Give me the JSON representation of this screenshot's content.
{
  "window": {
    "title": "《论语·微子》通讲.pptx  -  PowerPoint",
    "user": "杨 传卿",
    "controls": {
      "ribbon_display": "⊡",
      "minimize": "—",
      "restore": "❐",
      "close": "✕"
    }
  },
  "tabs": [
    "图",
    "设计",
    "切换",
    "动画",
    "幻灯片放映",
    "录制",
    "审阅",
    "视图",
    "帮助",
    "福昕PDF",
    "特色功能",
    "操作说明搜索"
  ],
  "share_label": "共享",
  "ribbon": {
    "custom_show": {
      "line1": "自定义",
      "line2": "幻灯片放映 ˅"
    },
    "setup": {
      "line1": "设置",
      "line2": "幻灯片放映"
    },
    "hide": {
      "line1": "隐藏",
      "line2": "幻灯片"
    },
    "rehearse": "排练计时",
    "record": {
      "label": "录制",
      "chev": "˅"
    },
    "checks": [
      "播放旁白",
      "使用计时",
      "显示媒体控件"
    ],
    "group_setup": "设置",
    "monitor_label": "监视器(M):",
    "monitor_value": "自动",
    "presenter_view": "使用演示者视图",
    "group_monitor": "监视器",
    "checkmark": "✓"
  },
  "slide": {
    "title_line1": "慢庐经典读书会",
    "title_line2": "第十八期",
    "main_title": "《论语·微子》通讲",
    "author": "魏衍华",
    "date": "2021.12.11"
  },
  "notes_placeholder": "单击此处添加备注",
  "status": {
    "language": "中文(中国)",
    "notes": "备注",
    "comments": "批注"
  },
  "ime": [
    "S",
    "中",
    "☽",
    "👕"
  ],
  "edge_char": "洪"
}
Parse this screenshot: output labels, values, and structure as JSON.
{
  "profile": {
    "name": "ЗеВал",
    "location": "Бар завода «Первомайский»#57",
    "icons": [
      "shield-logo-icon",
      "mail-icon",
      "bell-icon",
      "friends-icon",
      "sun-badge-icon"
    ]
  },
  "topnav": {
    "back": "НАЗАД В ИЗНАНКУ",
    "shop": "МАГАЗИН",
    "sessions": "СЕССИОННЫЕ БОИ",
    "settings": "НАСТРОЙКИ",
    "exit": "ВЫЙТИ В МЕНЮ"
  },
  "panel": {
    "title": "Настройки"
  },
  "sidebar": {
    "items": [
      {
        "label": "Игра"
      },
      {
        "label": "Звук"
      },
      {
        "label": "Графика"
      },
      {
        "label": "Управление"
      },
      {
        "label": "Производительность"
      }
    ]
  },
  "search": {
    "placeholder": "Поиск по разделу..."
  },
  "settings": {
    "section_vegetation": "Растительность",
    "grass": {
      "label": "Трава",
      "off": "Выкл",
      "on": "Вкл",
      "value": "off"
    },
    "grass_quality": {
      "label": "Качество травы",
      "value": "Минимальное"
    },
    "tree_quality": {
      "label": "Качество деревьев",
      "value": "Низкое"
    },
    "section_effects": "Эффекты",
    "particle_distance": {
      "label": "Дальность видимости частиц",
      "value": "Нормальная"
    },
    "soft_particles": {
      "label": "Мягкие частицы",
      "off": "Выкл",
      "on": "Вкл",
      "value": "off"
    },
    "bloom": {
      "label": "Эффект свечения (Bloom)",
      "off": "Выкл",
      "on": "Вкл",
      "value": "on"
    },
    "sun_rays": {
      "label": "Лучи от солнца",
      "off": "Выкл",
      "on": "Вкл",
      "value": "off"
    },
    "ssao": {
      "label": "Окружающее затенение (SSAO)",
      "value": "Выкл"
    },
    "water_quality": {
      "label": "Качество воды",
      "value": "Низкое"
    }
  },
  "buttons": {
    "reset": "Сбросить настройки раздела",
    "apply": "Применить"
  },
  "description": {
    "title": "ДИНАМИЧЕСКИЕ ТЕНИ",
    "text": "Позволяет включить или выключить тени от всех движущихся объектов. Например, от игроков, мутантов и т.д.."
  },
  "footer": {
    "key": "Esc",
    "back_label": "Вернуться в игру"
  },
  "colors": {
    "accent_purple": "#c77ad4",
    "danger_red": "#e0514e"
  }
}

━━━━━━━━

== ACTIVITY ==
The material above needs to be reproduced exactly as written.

== RESULT FOR THIS TASK ==
Give me the JSON representation of this screenshot's content.
{
  "window": {
    "title": "《论语·微子》通讲.pptx  -  PowerPoint",
    "user": "杨 传卿",
    "controls": {
      "ribbon_display": "⊡",
      "minimize": "—",
      "restore": "❐",
      "close": "✕"
    }
  },
  "tabs": [
    "图",
    "设计",
    "切换",
    "动画",
    "幻灯片放映",
    "录制",
    "审阅",
    "视图",
    "帮助",
    "福昕PDF",
    "特色功能",
    "操作说明搜索"
  ],
  "share_label": "共享",
  "ribbon": {
    "custom_show": {
      "line1": "自定义",
      "line2": "幻灯片放映 ˅"
    },
    "setup": {
      "line1": "设置",
      "line2": "幻灯片放映"
    },
    "hide": {
      "line1": "隐藏",
      "line2": "幻灯片"
    },
    "rehearse": "排练计时",
    "record": {
      "label": "录制",
      "chev": "˅"
    },
    "checks": [
      "播放旁白",
      "使用计时",
      "显示媒体控件"
    ],
    "group_setup": "设置",
    "monitor_label": "监视器(M):",
    "monitor_value": "自动",
    "presenter_view": "使用演示者视图",
    "group_monitor": "监视器",
    "checkmark": "✓"
  },
  "slide": {
    "title_line1": "慢庐经典读书会",
    "title_line2": "第十八期",
    "main_title": "《论语·微子》通讲",
    "author": "魏衍华",
    "date": "2021.12.11"
  },
  "notes_placeholder": "单击此处添加备注",
  "status": {
    "language": "中文(中国)",
    "notes": "备注",
    "comments": "批注"
  },
  "ime": [
    "S",
    "中",
    "☽",
    "👕"
  ],
  "edge_char": "洪"
}
Parse this screenshot: output labels, values, and structure as JSON.
{
  "profile": {
    "name": "ЗеВал",
    "location": "Бар завода «Первомайский»#57",
    "icons": [
      "shield-logo-icon",
      "mail-icon",
      "bell-icon",
      "friends-icon",
      "sun-badge-icon"
    ]
  },
  "topnav": {
    "back": "НАЗАД В ИЗНАНКУ",
    "shop": "МАГАЗИН",
    "sessions": "СЕССИОННЫЕ БОИ",
    "settings": "НАСТРОЙКИ",
    "exit": "ВЫЙТИ В МЕНЮ"
  },
  "panel": {
    "title": "Настройки"
  },
  "sidebar": {
    "items": [
      {
        "label": "Игра"
      },
      {
        "label": "Звук"
      },
      {
        "label": "Графика"
      },
      {
        "label": "Управление"
      },
      {
        "label": "Производительность"
      }
    ]
  },
  "search": {
    "placeholder": "Поиск по разделу..."
  },
  "settings": {
    "section_vegetation": "Растительность",
    "grass": {
      "label": "Трава",
      "off": "Выкл",
      "on": "Вкл",
      "value": "off"
    },
    "grass_quality": {
      "label": "Качество травы",
      "value": "Минимальное"
    },
    "tree_quality": {
      "label": "Качество деревьев",
      "value": "Низкое"
    },
    "section_effects": "Эффекты",
    "particle_distance": {
      "label": "Дальность видимости частиц",
      "value": "Нормальная"
    },
    "soft_particles": {
      "label": "Мягкие частицы",
      "off": "Выкл",
      "on": "Вкл",
      "value": "off"
    },
    "bloom": {
      "label": "Эффект свечения (Bloom)",
      "off": "Выкл",
      "on": "Вкл",
      "value": "on"
    },
    "sun_rays": {
      "label": "Лучи от солнца",
      "off": "Выкл",
      "on": "Вкл",
      "value": "off"
    },
    "ssao": {
      "label": "Окружающее затенение (SSAO)",
      "value": "Выкл"
    },
    "water_quality": {
      "label": "Качество воды",
      "value": "Низкое"
    }
  },
  "buttons": {
    "reset": "Сбросить настройки раздела",
    "apply": "Применить"
  },
  "description": {
    "title": "ДИНАМИЧЕСКИЕ ТЕНИ",
    "text": "Позволяет включить или выключить тени от всех движущихся объектов. Например, от игроков, мутантов и т.д.."
  },
  "footer": {
    "key": "Esc",
    "back_label": "Вернуться в игру"
  },
  "colors": {
    "accent_purple": "#c77ad4",
    "danger_red": "#e0514e"
  }
}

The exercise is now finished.